Material for this exercise:
########

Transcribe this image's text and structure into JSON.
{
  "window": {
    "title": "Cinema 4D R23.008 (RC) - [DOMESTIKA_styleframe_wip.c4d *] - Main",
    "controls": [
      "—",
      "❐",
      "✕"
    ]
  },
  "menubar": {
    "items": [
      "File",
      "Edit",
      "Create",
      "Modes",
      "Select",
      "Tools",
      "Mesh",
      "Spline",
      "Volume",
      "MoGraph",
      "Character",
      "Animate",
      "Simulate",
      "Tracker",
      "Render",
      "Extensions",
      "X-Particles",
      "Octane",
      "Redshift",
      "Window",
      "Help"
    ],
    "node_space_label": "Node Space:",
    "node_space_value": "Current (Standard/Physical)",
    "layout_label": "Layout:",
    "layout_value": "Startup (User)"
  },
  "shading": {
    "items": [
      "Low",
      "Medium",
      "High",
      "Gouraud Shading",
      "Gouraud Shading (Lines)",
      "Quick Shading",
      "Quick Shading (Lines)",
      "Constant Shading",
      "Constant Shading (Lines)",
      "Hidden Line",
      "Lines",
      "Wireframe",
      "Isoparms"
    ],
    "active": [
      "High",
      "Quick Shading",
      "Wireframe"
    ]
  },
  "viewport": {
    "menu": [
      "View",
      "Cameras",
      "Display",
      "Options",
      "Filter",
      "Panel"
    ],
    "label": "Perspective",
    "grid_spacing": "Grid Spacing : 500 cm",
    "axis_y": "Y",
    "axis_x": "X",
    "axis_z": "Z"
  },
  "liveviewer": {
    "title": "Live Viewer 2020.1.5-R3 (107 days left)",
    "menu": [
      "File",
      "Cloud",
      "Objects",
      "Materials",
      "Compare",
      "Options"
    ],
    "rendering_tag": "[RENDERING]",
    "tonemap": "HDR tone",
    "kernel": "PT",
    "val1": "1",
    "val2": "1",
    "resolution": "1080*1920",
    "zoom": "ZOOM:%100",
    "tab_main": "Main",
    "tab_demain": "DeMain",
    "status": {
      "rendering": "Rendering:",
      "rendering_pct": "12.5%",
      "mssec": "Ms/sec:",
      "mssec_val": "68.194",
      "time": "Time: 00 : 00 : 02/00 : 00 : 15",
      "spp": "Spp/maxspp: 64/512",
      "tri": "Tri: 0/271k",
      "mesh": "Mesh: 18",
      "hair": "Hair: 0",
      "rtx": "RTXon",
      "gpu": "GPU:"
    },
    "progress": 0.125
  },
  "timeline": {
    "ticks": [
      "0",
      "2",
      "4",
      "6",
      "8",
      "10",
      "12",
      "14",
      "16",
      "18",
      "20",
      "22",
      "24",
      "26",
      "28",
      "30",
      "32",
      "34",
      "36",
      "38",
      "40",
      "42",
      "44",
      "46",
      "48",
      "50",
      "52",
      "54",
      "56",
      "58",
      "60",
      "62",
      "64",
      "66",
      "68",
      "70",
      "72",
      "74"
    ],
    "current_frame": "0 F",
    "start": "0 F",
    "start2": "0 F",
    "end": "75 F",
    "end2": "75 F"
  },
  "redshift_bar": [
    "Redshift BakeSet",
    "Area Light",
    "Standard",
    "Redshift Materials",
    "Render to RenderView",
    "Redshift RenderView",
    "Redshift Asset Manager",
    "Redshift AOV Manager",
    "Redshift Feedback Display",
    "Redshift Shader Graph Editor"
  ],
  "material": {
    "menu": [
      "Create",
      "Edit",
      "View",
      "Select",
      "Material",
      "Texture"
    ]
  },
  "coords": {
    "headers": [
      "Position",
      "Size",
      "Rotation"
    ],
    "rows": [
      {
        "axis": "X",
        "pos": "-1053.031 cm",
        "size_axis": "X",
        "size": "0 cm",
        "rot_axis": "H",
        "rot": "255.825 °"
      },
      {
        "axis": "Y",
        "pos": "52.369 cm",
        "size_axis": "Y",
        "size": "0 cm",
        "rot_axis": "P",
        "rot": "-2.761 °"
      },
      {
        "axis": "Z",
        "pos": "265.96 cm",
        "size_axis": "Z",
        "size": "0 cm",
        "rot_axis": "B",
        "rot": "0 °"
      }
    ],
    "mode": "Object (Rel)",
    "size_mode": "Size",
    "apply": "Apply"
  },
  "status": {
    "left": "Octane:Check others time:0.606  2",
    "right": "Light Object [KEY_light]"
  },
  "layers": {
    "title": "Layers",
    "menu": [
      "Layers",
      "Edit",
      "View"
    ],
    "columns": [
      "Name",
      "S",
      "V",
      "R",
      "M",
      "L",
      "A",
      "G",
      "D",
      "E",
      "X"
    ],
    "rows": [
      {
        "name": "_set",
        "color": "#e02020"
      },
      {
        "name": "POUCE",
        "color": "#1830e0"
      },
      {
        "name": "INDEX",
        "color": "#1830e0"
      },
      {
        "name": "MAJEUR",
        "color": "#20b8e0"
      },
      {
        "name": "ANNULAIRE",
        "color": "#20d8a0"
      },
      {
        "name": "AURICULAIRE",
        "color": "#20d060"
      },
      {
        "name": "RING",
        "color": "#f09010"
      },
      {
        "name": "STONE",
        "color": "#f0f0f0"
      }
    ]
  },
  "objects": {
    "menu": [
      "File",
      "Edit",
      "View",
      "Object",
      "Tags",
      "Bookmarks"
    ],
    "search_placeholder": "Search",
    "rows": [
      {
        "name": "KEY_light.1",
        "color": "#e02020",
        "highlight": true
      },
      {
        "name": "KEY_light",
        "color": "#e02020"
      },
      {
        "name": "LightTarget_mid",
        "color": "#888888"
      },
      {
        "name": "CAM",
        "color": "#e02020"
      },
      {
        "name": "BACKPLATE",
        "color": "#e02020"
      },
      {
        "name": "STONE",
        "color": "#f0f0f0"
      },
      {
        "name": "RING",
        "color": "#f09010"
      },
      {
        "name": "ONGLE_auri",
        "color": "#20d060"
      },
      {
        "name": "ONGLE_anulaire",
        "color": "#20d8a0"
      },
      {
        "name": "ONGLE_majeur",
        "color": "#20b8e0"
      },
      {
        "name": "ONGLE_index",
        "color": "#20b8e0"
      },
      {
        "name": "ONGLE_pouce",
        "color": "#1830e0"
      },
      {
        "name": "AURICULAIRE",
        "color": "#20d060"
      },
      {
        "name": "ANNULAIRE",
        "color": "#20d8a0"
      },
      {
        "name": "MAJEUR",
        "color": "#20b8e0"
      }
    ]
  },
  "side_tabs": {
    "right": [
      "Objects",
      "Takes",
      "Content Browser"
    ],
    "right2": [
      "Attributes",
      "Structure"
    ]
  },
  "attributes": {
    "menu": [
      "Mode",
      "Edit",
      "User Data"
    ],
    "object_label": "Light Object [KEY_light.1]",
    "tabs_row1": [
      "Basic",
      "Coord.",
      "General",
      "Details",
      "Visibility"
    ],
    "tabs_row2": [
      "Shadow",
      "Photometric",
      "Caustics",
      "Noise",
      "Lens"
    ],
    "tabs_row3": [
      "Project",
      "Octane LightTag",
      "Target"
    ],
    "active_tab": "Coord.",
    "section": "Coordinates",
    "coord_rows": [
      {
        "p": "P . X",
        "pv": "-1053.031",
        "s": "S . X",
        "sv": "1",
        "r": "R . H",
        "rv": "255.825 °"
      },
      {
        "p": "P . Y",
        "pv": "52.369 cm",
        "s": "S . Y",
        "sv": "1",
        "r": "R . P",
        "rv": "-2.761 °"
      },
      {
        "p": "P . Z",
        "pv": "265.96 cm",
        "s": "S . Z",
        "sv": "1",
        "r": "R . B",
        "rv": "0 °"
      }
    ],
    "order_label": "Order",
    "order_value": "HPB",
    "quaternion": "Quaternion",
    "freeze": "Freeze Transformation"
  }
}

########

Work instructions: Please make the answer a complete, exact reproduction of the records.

Exercise solution:
Transcribe this image's text and structure into JSON.
{
  "window": {
    "title": "Cinema 4D R23.008 (RC) - [DOMESTIKA_styleframe_wip.c4d *] - Main",
    "controls": [
      "—",
      "❐",
      "✕"
    ]
  },
  "menubar": {
    "items": [
      "File",
      "Edit",
      "Create",
      "Modes",
      "Select",
      "Tools",
      "Mesh",
      "Spline",
      "Volume",
      "MoGraph",
      "Character",
      "Animate",
      "Simulate",
      "Tracker",
      "Render",
      "Extensions",
      "X-Particles",
      "Octane",
      "Redshift",
      "Window",
      "Help"
    ],
    "node_space_label": "Node Space:",
    "node_space_value": "Current (Standard/Physical)",
    "layout_label": "Layout:",
    "layout_value": "Startup (User)"
  },
  "shading": {
    "items": [
      "Low",
      "Medium",
      "High",
      "Gouraud Shading",
      "Gouraud Shading (Lines)",
      "Quick Shading",
      "Quick Shading (Lines)",
      "Constant Shading",
      "Constant Shading (Lines)",
      "Hidden Line",
      "Lines",
      "Wireframe",
      "Isoparms"
    ],
    "active": [
      "High",
      "Quick Shading",
      "Wireframe"
    ]
  },
  "viewport": {
    "menu": [
      "View",
      "Cameras",
      "Display",
      "Options",
      "Filter",
      "Panel"
    ],
    "label": "Perspective",
    "grid_spacing": "Grid Spacing : 500 cm",
    "axis_y": "Y",
    "axis_x": "X",
    "axis_z": "Z"
  },
  "liveviewer": {
    "title": "Live Viewer 2020.1.5-R3 (107 days left)",
    "menu": [
      "File",
      "Cloud",
      "Objects",
      "Materials",
      "Compare",
      "Options"
    ],
    "rendering_tag": "[RENDERING]",
    "tonemap": "HDR tone",
    "kernel": "PT",
    "val1": "1",
    "val2": "1",
    "resolution": "1080*1920",
    "zoom": "ZOOM:%100",
    "tab_main": "Main",
    "tab_demain": "DeMain",
    "status": {
      "rendering": "Rendering:",
      "rendering_pct": "12.5%",
      "mssec": "Ms/sec:",
      "mssec_val": "68.194",
      "time": "Time: 00 : 00 : 02/00 : 00 : 15",
      "spp": "Spp/maxspp: 64/512",
      "tri": "Tri: 0/271k",
      "mesh": "Mesh: 18",
      "hair": "Hair: 0",
      "rtx": "RTXon",
      "gpu": "GPU:"
    },
    "progress": 0.125
  },
  "timeline": {
    "ticks": [
      "0",
      "2",
      "4",
      "6",
      "8",
      "10",
      "12",
      "14",
      "16",
      "18",
      "20",
      "22",
      "24",
      "26",
      "28",
      "30",
      "32",
      "34",
      "36",
      "38",
      "40",
      "42",
      "44",
      "46",
      "48",
      "50",
      "52",
      "54",
      "56",
      "58",
      "60",
      "62",
      "64",
      "66",
      "68",
      "70",
      "72",
      "74"
    ],
    "current_frame": "0 F",
    "start": "0 F",
    "start2": "0 F",
    "end": "75 F",
    "end2": "75 F"
  },
  "redshift_bar": [
    "Redshift BakeSet",
    "Area Light",
    "Standard",
    "Redshift Materials",
    "Render to RenderView",
    "Redshift RenderView",
    "Redshift Asset Manager",
    "Redshift AOV Manager",
    "Redshift Feedback Display",
    "Redshift Shader Graph Editor"
  ],
  "material": {
    "menu": [
      "Create",
      "Edit",
      "View",
      "Select",
      "Material",
      "Texture"
    ]
  },
  "coords": {
    "headers": [
      "Position",
      "Size",
      "Rotation"
    ],
    "rows": [
      {
        "axis": "X",
        "pos": "-1053.031 cm",
        "size_axis": "X",
        "size": "0 cm",
        "rot_axis": "H",
        "rot": "255.825 °"
      },
      {
        "axis": "Y",
        "pos": "52.369 cm",
        "size_axis": "Y",
        "size": "0 cm",
        "rot_axis": "P",
        "rot": "-2.761 °"
      },
      {
        "axis": "Z",
        "pos": "265.96 cm",
        "size_axis": "Z",
        "size": "0 cm",
        "rot_axis": "B",
        "rot": "0 °"
      }
    ],
    "mode": "Object (Rel)",
    "size_mode": "Size",
    "apply": "Apply"
  },
  "status": {
    "left": "Octane:Check others time:0.606  2",
    "right": "Light Object [KEY_light]"
  },
  "layers": {
    "title": "Layers",
    "menu": [
      "Layers",
      "Edit",
      "View"
    ],
    "columns": [
      "Name",
      "S",
      "V",
      "R",
      "M",
      "L",
      "A",
      "G",
      "D",
      "E",
      "X"
    ],
    "rows": [
      {
        "name": "_set",
        "color": "#e02020"
      },
      {
        "name": "POUCE",
        "color": "#1830e0"
      },
      {
        "name": "INDEX",
        "color": "#1830e0"
      },
      {
        "name": "MAJEUR",
        "color": "#20b8e0"
      },
      {
        "name": "ANNULAIRE",
        "color": "#20d8a0"
      },
      {
        "name": "AURICULAIRE",
        "color": "#20d060"
      },
      {
        "name": "RING",
        "color": "#f09010"
      },
      {
        "name": "STONE",
        "color": "#f0f0f0"
      }
    ]
  },
  "objects": {
    "menu": [
      "File",
      "Edit",
      "View",
      "Object",
      "Tags",
      "Bookmarks"
    ],
    "search_placeholder": "Search",
    "rows": [
      {
        "name": "KEY_light.1",
        "color": "#e02020",
        "highlight": true
      },
      {
        "name": "KEY_light",
        "color": "#e02020"
      },
      {
        "name": "LightTarget_mid",
        "color": "#888888"
      },
      {
        "name": "CAM",
        "color": "#e02020"
      },
      {
        "name": "BACKPLATE",
        "color": "#e02020"
      },
      {
        "name": "STONE",
        "color": "#f0f0f0"
      },
      {
        "name": "RING",
        "color": "#f09010"
      },
      {
        "name": "ONGLE_auri",
        "color": "#20d060"
      },
      {
        "name": "ONGLE_anulaire",
        "color": "#20d8a0"
      },
      {
        "name": "ONGLE_majeur",
        "color": "#20b8e0"
      },
      {
        "name": "ONGLE_index",
        "color": "#20b8e0"
      },
      {
        "name": "ONGLE_pouce",
        "color": "#1830e0"
      },
      {
        "name": "AURICULAIRE",
        "color": "#20d060"
      },
      {
        "name": "ANNULAIRE",
        "color": "#20d8a0"
      },
      {
        "name": "MAJEUR",
        "color": "#20b8e0"
      }
    ]
  },
  "side_tabs": {
    "right": [
      "Objects",
      "Takes",
      "Content Browser"
    ],
    "right2": [
      "Attributes",
      "Structure"
    ]
  },
  "attributes": {
    "menu": [
      "Mode",
      "Edit",
      "User Data"
    ],
    "object_label": "Light Object [KEY_light.1]",
    "tabs_row1": [
      "Basic",
      "Coord.",
      "General",
      "Details",
      "Visibility"
    ],
    "tabs_row2": [
      "Shadow",
      "Photometric",
      "Caustics",
      "Noise",
      "Lens"
    ],
    "tabs_row3": [
      "Project",
      "Octane LightTag",
      "Target"
    ],
    "active_tab": "Coord.",
    "section": "Coordinates",
    "coord_rows": [
      {
        "p": "P . X",
        "pv": "-1053.031",
        "s": "S . X",
        "sv": "1",
        "r": "R . H",
        "rv": "255.825 °"
      },
      {
        "p": "P . Y",
        "pv": "52.369 cm",
        "s": "S . Y",
        "sv": "1",
        "r": "R . P",
        "rv": "-2.761 °"
      },
      {
        "p": "P . Z",
        "pv": "265.96 cm",
        "s": "S . Z",
        "sv": "1",
        "r": "R . B",
        "rv": "0 °"
      }
    ],
    "order_label": "Order",
    "order_value": "HPB",
    "quaternion": "Quaternion",
    "freeze": "Freeze Transformation"
  }
}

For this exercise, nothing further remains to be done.